**WHAT TO PRODUCE**.
With the pictures removed, please write out every line below exactly as given.
◇ ◇ ◇ ◇ ◇ ◇ ◇
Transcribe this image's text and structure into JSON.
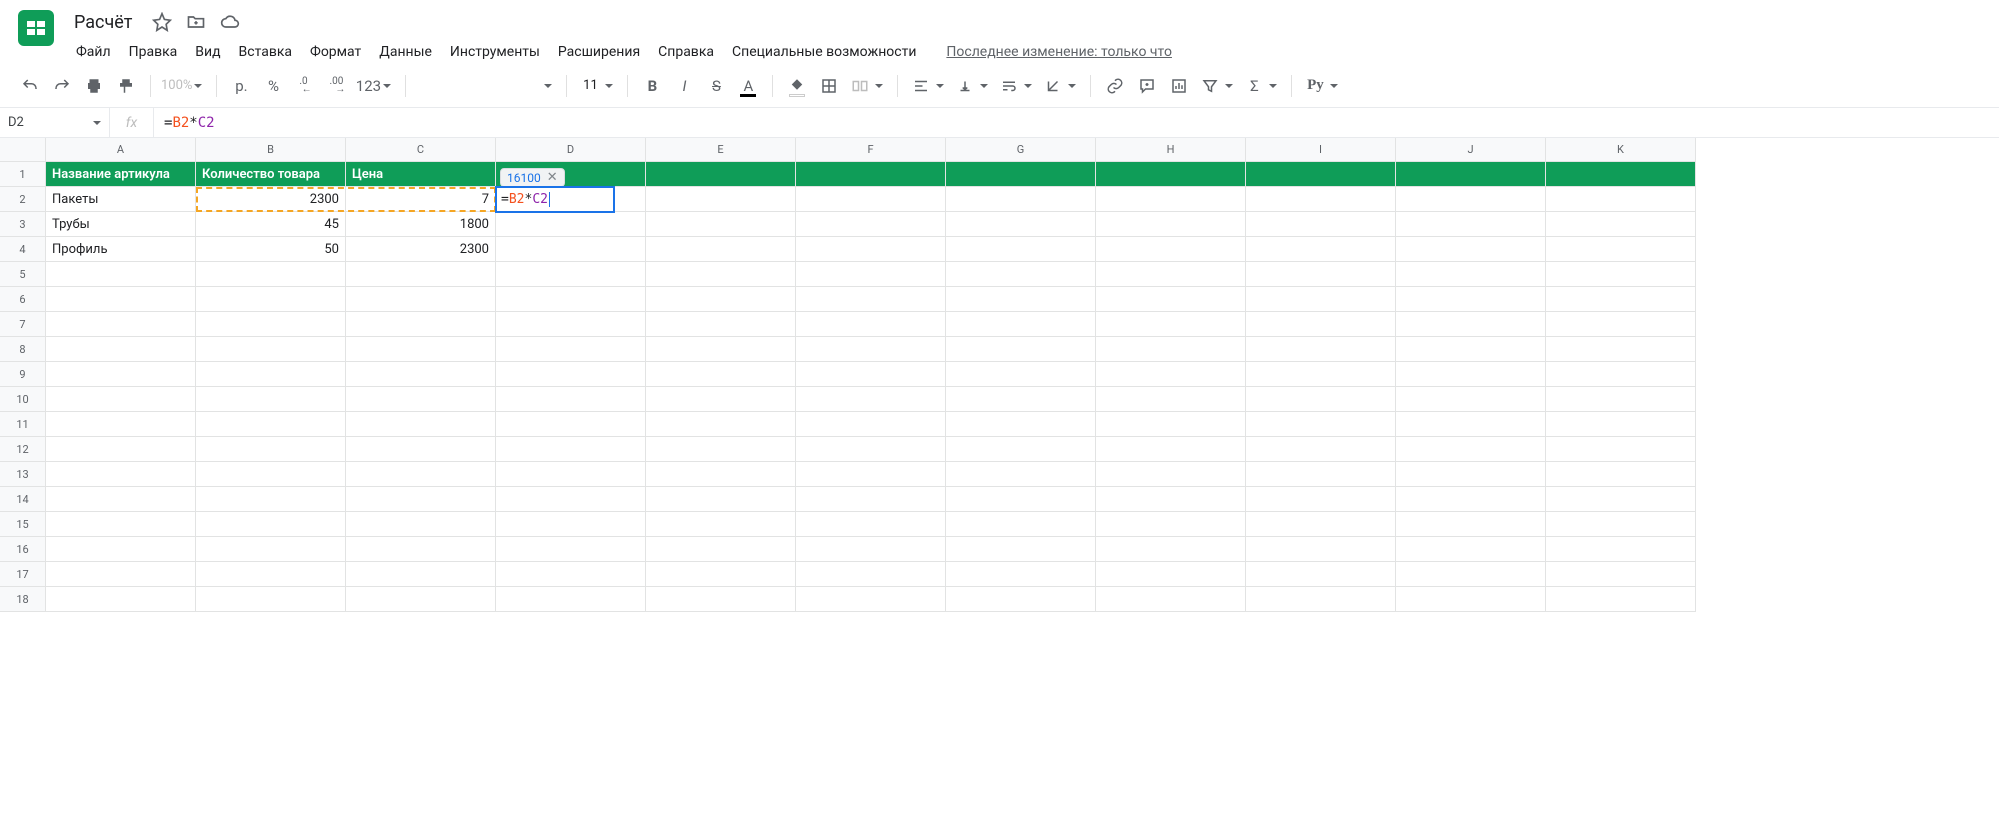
{
  "doc": {
    "title": "Расчёт"
  },
  "menus": [
    "Файл",
    "Правка",
    "Вид",
    "Вставка",
    "Формат",
    "Данные",
    "Инструменты",
    "Расширения",
    "Справка",
    "Специальные возможности"
  ],
  "last_change": "Последнее изменение: только что",
  "toolbar": {
    "zoom": "100%",
    "currency": "р.",
    "percent": "%",
    "dec_less": ".0",
    "dec_more": ".00",
    "num_more": "123",
    "font_size": "11",
    "py": "Py"
  },
  "namebox": "D2",
  "formula": {
    "eq": "=",
    "b2": "B2",
    "op": "*",
    "c2": "C2"
  },
  "result_tip": "16100",
  "columns": [
    "A",
    "B",
    "C",
    "D",
    "E",
    "F",
    "G",
    "H",
    "I",
    "J",
    "K"
  ],
  "header_row": [
    "Название артикула",
    "Количество товара",
    "Цена",
    "",
    "",
    "",
    "",
    "",
    "",
    "",
    ""
  ],
  "rows": [
    {
      "a": "Пакеты",
      "b": "2300",
      "c": "7"
    },
    {
      "a": "Трубы",
      "b": "45",
      "c": "1800"
    },
    {
      "a": "Профиль",
      "b": "50",
      "c": "2300"
    }
  ],
  "row_count": 18
}
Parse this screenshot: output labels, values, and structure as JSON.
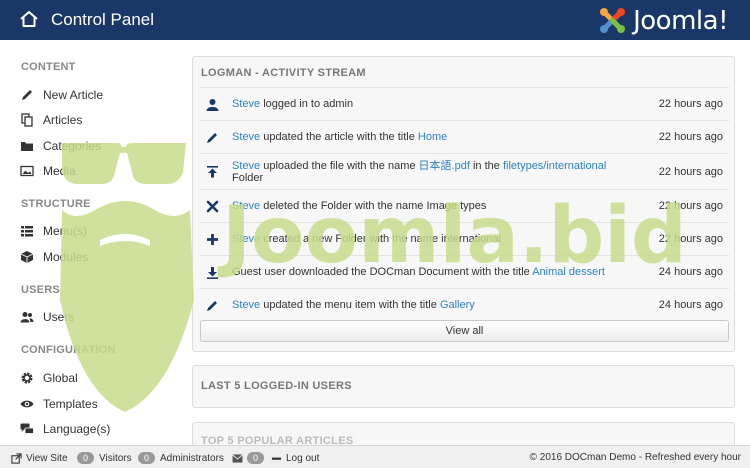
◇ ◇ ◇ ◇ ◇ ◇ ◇
**THE ANSWER**.
Transcribe this image's text and structure into JSON.
{
  "doc": {
    "title": "Расчёт"
  },
  "menus": [
    "Файл",
    "Правка",
    "Вид",
    "Вставка",
    "Формат",
    "Данные",
    "Инструменты",
    "Расширения",
    "Справка",
    "Специальные возможности"
  ],
  "last_change": "Последнее изменение: только что",
  "toolbar": {
    "zoom": "100%",
    "currency": "р.",
    "percent": "%",
    "dec_less": ".0",
    "dec_more": ".00",
    "num_more": "123",
    "font_size": "11",
    "py": "Py"
  },
  "namebox": "D2",
  "formula": {
    "eq": "=",
    "b2": "B2",
    "op": "*",
    "c2": "C2"
  },
  "result_tip": "16100",
  "columns": [
    "A",
    "B",
    "C",
    "D",
    "E",
    "F",
    "G",
    "H",
    "I",
    "J",
    "K"
  ],
  "header_row": [
    "Название артикула",
    "Количество товара",
    "Цена",
    "",
    "",
    "",
    "",
    "",
    "",
    "",
    ""
  ],
  "rows": [
    {
      "a": "Пакеты",
      "b": "2300",
      "c": "7"
    },
    {
      "a": "Трубы",
      "b": "45",
      "c": "1800"
    },
    {
      "a": "Профиль",
      "b": "50",
      "c": "2300"
    }
  ],
  "row_count": 18
}
Parse this screenshot: output labels, values, and structure as JSON.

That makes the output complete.